Where the string "code" appears in a line of the material below, copy that line.

◆ ◆ ◆ ◆

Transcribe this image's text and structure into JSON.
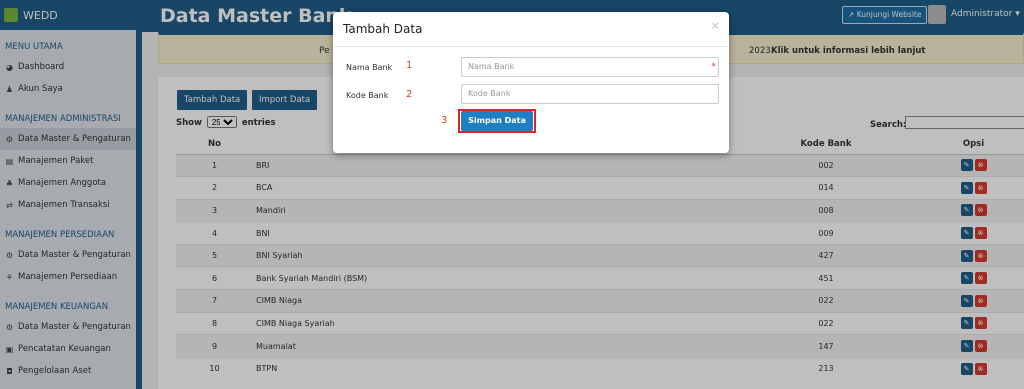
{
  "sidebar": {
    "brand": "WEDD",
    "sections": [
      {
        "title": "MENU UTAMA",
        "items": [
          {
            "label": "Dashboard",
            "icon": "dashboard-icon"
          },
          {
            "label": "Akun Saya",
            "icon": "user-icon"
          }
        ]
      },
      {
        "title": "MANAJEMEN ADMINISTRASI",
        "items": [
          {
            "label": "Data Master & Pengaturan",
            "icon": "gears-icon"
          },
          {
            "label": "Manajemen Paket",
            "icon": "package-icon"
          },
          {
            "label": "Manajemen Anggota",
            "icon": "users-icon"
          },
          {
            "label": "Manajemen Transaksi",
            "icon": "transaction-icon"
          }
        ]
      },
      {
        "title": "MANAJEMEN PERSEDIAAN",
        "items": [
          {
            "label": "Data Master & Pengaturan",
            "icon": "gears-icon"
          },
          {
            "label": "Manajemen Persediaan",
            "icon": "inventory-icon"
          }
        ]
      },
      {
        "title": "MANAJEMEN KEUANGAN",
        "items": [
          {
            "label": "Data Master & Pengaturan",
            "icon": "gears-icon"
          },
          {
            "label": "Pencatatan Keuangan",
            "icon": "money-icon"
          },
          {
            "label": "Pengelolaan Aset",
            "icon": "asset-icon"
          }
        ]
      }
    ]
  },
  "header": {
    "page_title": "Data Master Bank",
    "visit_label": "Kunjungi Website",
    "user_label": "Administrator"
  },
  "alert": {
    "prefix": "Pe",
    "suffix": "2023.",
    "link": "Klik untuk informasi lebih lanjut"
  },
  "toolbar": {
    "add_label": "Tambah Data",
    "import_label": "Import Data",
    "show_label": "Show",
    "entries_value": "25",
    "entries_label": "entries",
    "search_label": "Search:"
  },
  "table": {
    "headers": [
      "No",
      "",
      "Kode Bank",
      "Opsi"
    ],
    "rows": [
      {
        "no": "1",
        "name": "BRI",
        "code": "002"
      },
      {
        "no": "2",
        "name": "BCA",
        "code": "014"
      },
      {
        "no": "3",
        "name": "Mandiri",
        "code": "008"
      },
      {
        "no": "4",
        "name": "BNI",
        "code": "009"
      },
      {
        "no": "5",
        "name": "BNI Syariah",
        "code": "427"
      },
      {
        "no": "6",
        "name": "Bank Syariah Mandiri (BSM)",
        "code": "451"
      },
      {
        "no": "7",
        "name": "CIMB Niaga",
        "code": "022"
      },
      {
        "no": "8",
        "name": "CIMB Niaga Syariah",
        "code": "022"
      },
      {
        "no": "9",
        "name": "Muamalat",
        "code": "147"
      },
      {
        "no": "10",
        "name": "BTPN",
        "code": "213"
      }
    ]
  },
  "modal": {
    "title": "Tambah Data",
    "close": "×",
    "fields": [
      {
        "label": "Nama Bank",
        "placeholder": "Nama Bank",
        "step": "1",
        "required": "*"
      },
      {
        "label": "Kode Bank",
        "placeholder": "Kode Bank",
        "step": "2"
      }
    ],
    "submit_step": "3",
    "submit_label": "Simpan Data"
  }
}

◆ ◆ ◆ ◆

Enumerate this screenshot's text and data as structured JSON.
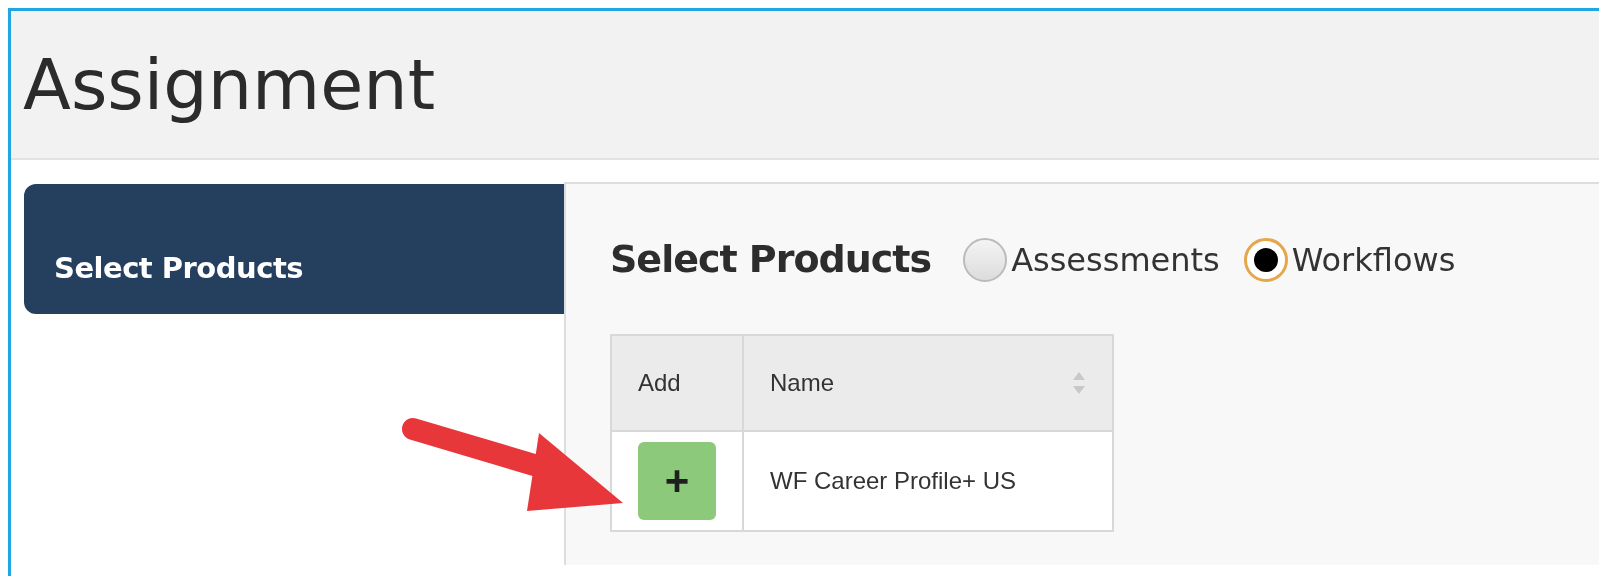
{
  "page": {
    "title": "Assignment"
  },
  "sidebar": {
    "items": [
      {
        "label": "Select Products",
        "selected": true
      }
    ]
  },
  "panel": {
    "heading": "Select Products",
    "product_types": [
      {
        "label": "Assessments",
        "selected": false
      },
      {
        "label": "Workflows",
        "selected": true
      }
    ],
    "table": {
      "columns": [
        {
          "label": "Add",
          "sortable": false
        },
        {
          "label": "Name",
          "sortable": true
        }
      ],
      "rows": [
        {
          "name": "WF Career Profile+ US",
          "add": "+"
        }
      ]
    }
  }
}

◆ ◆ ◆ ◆

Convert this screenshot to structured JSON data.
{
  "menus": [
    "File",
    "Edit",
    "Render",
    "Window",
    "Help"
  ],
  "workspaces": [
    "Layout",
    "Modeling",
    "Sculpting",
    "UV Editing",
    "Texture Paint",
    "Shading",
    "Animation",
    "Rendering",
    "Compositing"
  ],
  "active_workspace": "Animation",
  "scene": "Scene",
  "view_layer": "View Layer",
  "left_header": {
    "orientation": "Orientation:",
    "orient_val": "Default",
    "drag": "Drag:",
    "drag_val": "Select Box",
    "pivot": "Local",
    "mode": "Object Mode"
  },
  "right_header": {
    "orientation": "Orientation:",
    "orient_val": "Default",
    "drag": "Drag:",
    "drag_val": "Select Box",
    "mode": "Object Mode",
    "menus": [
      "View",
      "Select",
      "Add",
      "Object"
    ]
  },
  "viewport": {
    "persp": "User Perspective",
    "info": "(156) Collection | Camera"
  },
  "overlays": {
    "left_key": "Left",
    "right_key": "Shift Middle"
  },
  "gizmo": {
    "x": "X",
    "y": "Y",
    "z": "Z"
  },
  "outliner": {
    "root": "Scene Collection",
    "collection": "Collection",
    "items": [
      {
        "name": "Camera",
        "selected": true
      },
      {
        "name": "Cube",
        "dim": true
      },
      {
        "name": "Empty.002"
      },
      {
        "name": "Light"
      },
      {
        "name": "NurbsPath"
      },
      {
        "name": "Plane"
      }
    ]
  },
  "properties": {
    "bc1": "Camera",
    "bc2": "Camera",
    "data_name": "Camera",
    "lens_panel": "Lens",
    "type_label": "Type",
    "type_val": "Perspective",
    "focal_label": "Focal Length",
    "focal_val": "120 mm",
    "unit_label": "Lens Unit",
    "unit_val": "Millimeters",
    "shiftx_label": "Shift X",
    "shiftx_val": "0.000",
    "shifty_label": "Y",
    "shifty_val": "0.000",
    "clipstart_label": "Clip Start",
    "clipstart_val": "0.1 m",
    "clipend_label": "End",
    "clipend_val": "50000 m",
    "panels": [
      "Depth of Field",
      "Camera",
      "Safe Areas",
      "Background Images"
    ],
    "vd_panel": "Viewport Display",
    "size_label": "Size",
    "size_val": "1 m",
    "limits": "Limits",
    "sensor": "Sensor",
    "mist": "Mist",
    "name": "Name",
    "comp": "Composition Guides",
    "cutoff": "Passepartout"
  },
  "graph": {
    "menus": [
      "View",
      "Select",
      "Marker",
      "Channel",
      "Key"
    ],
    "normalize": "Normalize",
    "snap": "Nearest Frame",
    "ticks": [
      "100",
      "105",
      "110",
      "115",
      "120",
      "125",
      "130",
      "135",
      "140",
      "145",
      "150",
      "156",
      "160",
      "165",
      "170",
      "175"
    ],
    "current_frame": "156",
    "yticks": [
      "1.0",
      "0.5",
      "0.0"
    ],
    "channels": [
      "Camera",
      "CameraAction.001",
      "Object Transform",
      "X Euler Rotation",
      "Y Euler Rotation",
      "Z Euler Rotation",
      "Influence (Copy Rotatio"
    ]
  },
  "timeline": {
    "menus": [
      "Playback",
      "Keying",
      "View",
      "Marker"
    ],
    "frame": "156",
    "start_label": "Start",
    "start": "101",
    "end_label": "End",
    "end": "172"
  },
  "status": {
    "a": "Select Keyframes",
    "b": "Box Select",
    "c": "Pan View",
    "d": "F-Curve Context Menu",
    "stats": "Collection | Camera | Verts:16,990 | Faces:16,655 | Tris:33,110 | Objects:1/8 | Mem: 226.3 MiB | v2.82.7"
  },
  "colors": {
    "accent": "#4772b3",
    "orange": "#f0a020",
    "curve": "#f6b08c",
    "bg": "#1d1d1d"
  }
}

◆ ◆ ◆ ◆

Exercise solution:
        "code": "002"
        "code": "014"
        "code": "008"
        "code": "009"
        "code": "427"
        "code": "451"
        "code": "022"
        "code": "022"
        "code": "147"
        "code": "213"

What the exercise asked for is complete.